Reattachment of permanent incisor enamel fragments
Jane A. Soxman
Reattachment of an intact enamel fragment for both uncomplicated and complicated crown fracture provides a restoration that is less expensive, rapid, and esthetic with an identical match in original shape, occlusal alignment, natural translucency, surface finish, and unique coloration. This is considered to be interim treatment that does not preclude any future treatment, as no tooth structure is removed or modified. Fracture of permanent incisors is more likely to occur with incompetent lip posture and significant overjet (Bauss et al., 2008; Schatz et al., 2013). Anticipatory guidance is recommended to prepare the patient and parents/guardian for this event (Figure 18.1).
After an incisor fracture, the enamel fragment should be immediately located and stored in water or a damp paper towel to avoid desiccation, resulting in an opaque appearance and poor bonding (Sharmin & Thomas, 2013) (Figure 18.2). If a lip laceration has simultaneously occurred, the laceration should first be explored for the fragment (Figure 18.3). A lower occlusal radiograph may be obtained to rule out presence of the fragment in the lip.
Occlusal, periapical, and eccentric shift shots of the fractured incisor may be obtained to evaluate for root fracture or displacement. The use of local anesthesia should not be necessary for reattachment. The fragment may be reattached with both uncomplicated and complicated fractures. If the fracture has resulted in a borderline pulp exposure, a pulp capping agent, such as calcium hydroxide compounds or white mineral trioxide aggregate (MTA), should be applied, followed by glass ionomer before bonding. A pulpal exposure with a complicated fracture, seen within hours of the exposure and where complete hemostasis is achieved, may be treated conservatively with pulp capping. However, partial pulpotomy generally improves prognosis. If complete hemostasis cannot be achieved or more time has passed, a partial pulpotomy should be performed before reattachment.

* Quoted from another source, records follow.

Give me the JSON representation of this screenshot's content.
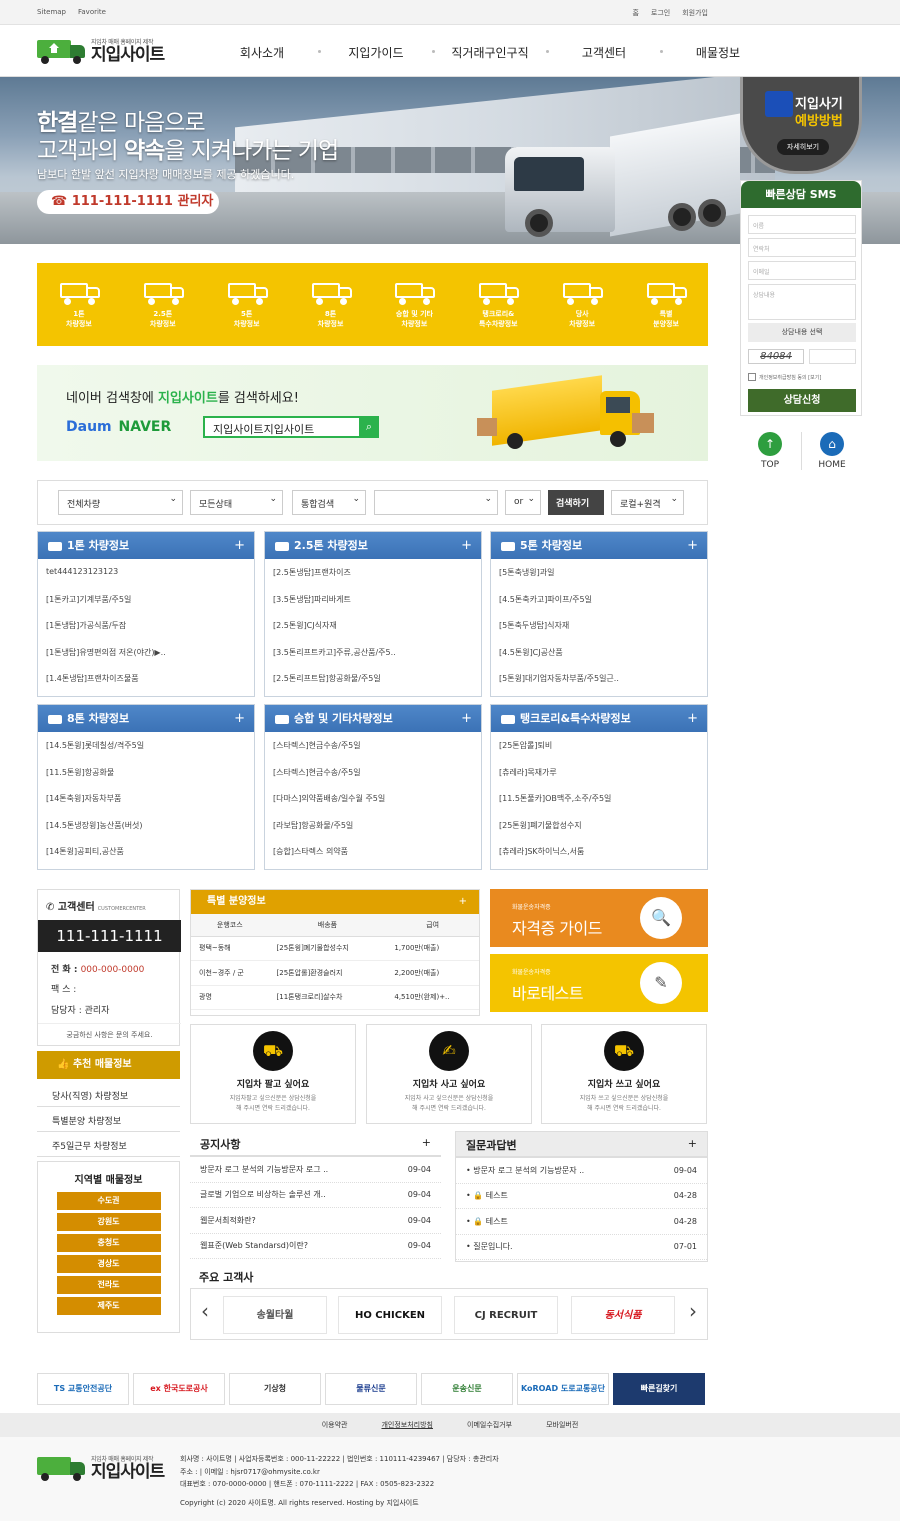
{
  "topbar": {
    "left": [
      "Sitemap",
      "Favorite"
    ],
    "right": [
      "홈",
      "로그인",
      "회원가입"
    ]
  },
  "logo": {
    "small": "지입차 매매 홈페이지 제작",
    "big": "지입사이트"
  },
  "nav": [
    "회사소개",
    "지입가이드",
    "직거래구인구직",
    "고객센터",
    "매물정보"
  ],
  "hero": {
    "line1_bold": "한결",
    "line1": "같은 마음으로",
    "line2a": "고객과의 ",
    "line2_bold": "약속",
    "line2b": "을 지켜나가는 기업",
    "sub": "남보다 한발 앞선 지입차량 매매정보를 제공 하겠습니다.",
    "phone": "☎ 111-111-1111 관리자"
  },
  "badge": {
    "t1": "지입사기",
    "t2": "예방방법",
    "btn": "자세히보기"
  },
  "sms": {
    "title": "빠른상담 SMS",
    "name": "이름",
    "phone": "연락처",
    "email": "이메일",
    "content": "상담내용",
    "select": "상담내용 선택",
    "captcha": "84084",
    "agree": "개인정보취급방침 동의 [보기]",
    "submit": "상담신청"
  },
  "quick": {
    "top": "TOP",
    "home": "HOME"
  },
  "categories": [
    {
      "l1": "1톤",
      "l2": "차량정보"
    },
    {
      "l1": "2.5톤",
      "l2": "차량정보"
    },
    {
      "l1": "5톤",
      "l2": "차량정보"
    },
    {
      "l1": "8톤",
      "l2": "차량정보"
    },
    {
      "l1": "승합 및 기타",
      "l2": "차량정보"
    },
    {
      "l1": "탱크로리&",
      "l2": "특수차량정보"
    },
    {
      "l1": "당사",
      "l2": "차량정보"
    },
    {
      "l1": "특별",
      "l2": "분양정보"
    }
  ],
  "naver": {
    "pre": "네이버 검색창에 ",
    "bold": "지입사이트",
    "post": "를 검색하세요!",
    "logo1": "Daum",
    "logo2": "NAVER",
    "query": "지입사이트지입사이트"
  },
  "search": {
    "s1": "전체차량",
    "s2": "모든상태",
    "s3": "통합검색",
    "s4": "or",
    "btn": "검색하기",
    "s5": "로컬+원격"
  },
  "panels": [
    {
      "title": "1톤 차량정보",
      "items": [
        "tet444123123123",
        "[1톤카고]기계부품/주5일",
        "[1톤냉탑]가공식품/두잠",
        "[1톤냉탑]유명편의점 저온(야간)▶..",
        "[1.4톤냉탑]프랜차이즈물품"
      ]
    },
    {
      "title": "2.5톤 차량정보",
      "items": [
        "[2.5톤냉탑]프랜차이즈",
        "[3.5톤냉탑]파리바게트",
        "[2.5톤윙]CJ식자재",
        "[3.5톤리프트카고]주류,공산품/주5..",
        "[2.5톤리프트탑]항공화물/주5일"
      ]
    },
    {
      "title": "5톤 차량정보",
      "items": [
        "[5톤축냉윙]과일",
        "[4.5톤축카고]파이프/주5일",
        "[5톤축두냉탑]식자재",
        "[4.5톤윙]CJ공산품",
        "[5톤윙]대기업자동차부품/주5일근.."
      ]
    },
    {
      "title": "8톤 차량정보",
      "items": [
        "[14.5톤윙]롯데칠성/격주5일",
        "[11.5톤윙]항공화물",
        "[14톤축윙]자동차부품",
        "[14.5톤냉장윙]농산품(버섯)",
        "[14톤윙]공피티,공산품"
      ]
    },
    {
      "title": "승합 및 기타차량정보",
      "items": [
        "[스타렉스]현금수송/주5일",
        "[스타렉스]현금수송/주5일",
        "[다마스]의약품배송/일수월 주5일",
        "[라보탑]항공화물/주5일",
        "[승합]스타렉스 의약품"
      ]
    },
    {
      "title": "탱크로리&특수차량정보",
      "items": [
        "[25톤압롤]퇴비",
        "[츄레라]목재가루",
        "[11.5톤풀카]OB맥주,소주/주5일",
        "[25톤윙]폐기물합성수지",
        "[츄레라]SK하이닉스,서툼"
      ]
    }
  ],
  "cs": {
    "title": "고객센터",
    "sub": "CUSTOMERCENTER",
    "phone": "111-111-1111",
    "tel_label": "전 화 : ",
    "tel": "000-000-0000",
    "fax": "팩 스 :",
    "manager": "담당자 : 관리자",
    "foot": "궁금하신 사항은 문의 주세요."
  },
  "rec": {
    "title": "추천 매물정보",
    "links": [
      "당사(직영) 차량정보",
      "특별분양 차량정보",
      "주5일근무 차량정보"
    ]
  },
  "region": {
    "title": "지역별 매물정보",
    "items": [
      "수도권",
      "강원도",
      "충청도",
      "경상도",
      "전라도",
      "제주도"
    ]
  },
  "special": {
    "title": "특별 분양정보",
    "cols": [
      "운행코스",
      "배송품",
      "급여"
    ],
    "rows": [
      [
        "평택~동해",
        "[25톤윙]폐기물합성수지",
        "1,700만(매출)"
      ],
      [
        "이천~경주 / 군",
        "[25톤압롤]환경슬러지",
        "2,200만(매출)"
      ],
      [
        "광명",
        "[11톤탱크로리]살수차",
        "4,510만(완제)+.."
      ]
    ]
  },
  "guide1": {
    "small": "화물운송자격증",
    "big": "자격증 가이드"
  },
  "guide2": {
    "small": "화물운송자격증",
    "big": "바로테스트"
  },
  "services": [
    {
      "t": "지입차 팔고 싶어요",
      "d1": "지입차팔고 싶으신분은 상담신청을",
      "d2": "해 주시면 연락 드리겠습니다."
    },
    {
      "t": "지입차 사고 싶어요",
      "d1": "지입차 사고 싶으신분은 상담신청을",
      "d2": "해 주시면 연락 드리겠습니다."
    },
    {
      "t": "지입차 쓰고 싶어요",
      "d1": "지입차 쓰고 싶으신분은 상담신청을",
      "d2": "해 주시면 연락 드리겠습니다."
    }
  ],
  "notice": {
    "title": "공지사항",
    "rows": [
      [
        "방문자 로그 분석의 기능방문자 로그 ..",
        "09-04"
      ],
      [
        "글로벌 기업으로 비상하는 솔루션 개..",
        "09-04"
      ],
      [
        "웹문서최적화란?",
        "09-04"
      ],
      [
        "웹표준(Web Standarsd)이란?",
        "09-04"
      ]
    ]
  },
  "qna": {
    "title": "질문과답변",
    "rows": [
      [
        "• 방문자 로그 분석의 기능방문자 ..",
        "09-04"
      ],
      [
        "• 🔒 테스트",
        "04-28"
      ],
      [
        "• 🔒 테스트",
        "04-28"
      ],
      [
        "• 질문입니다.",
        "07-01"
      ]
    ]
  },
  "clients": {
    "title": "주요 고객사",
    "items": [
      "송월타월",
      "HO CHICKEN",
      "CJ RECRUIT",
      "동서식품"
    ]
  },
  "partners": [
    "TS 교통안전공단",
    "ex 한국도로공사",
    "기상청",
    "물류신문",
    "운송신문",
    "KoROAD 도로교통공단",
    "빠른길찾기"
  ],
  "fnav": [
    "이용약관",
    "개인정보처리방침",
    "이메일수집거부",
    "모바일버전"
  ],
  "footer": {
    "l1": "회사명 : 사이트명 | 사업자등록번호 : 000-11-22222 | 법인번호 : 110111-4239467 | 담당자 : 총관리자",
    "l2": "주소 : | 이메일 : hjsr0717@ohmysite.co.kr",
    "l3": "대표번호 : 070-0000-0000 | 핸드폰 : 070-1111-2222 | FAX : 0505-823-2322",
    "l4": "Copyright (c) 2020 사이트명. All rights reserved. Hosting by 지입사이트"
  },
  "colors": {
    "yellow": "#f4c400",
    "blue": "#3b72b6",
    "green": "#3f6b2a",
    "orange": "#e67e22"
  }
}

If pulp capping with calcium hydroxide followed by glass ionomer is performed, bonding the fragment may no longer be possible due to the layers of material on the incisor now impeding the “fit” between the fragment and incisor. A trough could be prepped in the fragment to accommodate the capping agent and glass ionomer, but the reattachment is compromised. Ultimately, in this case, a composite restoration will most likely be required.
Successful reattachment using only a bonding agent has been reported (Martos et al., 2012; Giudice et al., 2012). Andreasen et al. (1993) reported that reattachment with a bonding resin provides only half the original strength of the intact tooth. Bonding with flowable composite and composite resin has been successfully performed, providing from 2–7 years of function.
A fracture sloping to the cervical enhances the bond with increased area for bonding (Figure 18.4